── Data supplied
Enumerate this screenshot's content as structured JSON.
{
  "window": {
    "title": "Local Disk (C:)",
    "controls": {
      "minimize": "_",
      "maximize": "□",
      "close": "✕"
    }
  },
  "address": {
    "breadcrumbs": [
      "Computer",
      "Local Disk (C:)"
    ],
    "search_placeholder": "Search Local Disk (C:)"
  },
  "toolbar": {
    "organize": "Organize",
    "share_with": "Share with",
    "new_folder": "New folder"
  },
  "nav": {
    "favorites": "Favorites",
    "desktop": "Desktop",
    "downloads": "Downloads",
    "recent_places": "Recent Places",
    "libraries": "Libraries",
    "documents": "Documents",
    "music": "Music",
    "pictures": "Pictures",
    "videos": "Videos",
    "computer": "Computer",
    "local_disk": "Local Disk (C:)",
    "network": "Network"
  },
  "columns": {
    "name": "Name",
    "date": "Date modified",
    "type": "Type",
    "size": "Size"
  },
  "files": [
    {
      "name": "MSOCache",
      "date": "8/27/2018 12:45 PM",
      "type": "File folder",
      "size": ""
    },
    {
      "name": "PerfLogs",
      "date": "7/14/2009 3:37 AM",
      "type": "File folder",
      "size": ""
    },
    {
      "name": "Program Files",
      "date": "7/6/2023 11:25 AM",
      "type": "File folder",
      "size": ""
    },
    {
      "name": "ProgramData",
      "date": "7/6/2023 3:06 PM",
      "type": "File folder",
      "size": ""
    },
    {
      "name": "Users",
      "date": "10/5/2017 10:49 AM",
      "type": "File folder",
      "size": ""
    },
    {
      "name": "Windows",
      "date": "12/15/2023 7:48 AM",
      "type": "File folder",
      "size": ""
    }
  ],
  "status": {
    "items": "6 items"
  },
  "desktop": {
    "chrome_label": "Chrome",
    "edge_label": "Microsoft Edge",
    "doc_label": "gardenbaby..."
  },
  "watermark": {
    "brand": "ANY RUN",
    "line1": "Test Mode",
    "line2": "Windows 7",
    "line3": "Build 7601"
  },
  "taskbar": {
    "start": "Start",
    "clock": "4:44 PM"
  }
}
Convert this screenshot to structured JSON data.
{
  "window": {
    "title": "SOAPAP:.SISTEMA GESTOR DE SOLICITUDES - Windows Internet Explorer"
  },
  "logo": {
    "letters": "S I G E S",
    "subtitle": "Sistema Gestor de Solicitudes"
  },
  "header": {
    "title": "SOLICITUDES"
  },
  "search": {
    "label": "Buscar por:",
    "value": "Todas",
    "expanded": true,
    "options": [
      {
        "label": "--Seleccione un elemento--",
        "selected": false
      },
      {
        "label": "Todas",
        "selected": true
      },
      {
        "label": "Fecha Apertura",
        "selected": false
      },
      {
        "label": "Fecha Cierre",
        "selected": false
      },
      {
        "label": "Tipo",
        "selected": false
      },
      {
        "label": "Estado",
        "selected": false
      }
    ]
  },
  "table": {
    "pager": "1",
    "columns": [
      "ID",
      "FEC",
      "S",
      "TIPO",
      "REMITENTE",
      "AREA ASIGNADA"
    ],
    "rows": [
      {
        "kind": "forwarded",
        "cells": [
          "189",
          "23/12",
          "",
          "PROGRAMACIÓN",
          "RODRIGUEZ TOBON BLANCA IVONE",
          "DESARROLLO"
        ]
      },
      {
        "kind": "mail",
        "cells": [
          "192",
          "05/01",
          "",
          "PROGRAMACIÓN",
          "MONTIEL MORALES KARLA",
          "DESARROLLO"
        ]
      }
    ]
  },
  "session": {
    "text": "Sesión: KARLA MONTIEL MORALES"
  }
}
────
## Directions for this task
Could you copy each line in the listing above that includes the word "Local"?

## Solution for this exercise
    "title": "Local Disk (C:)",
      "Local Disk (C:)"
    "search_placeholder": "Search Local Disk (C:)"
    "local_disk": "Local Disk (C:)",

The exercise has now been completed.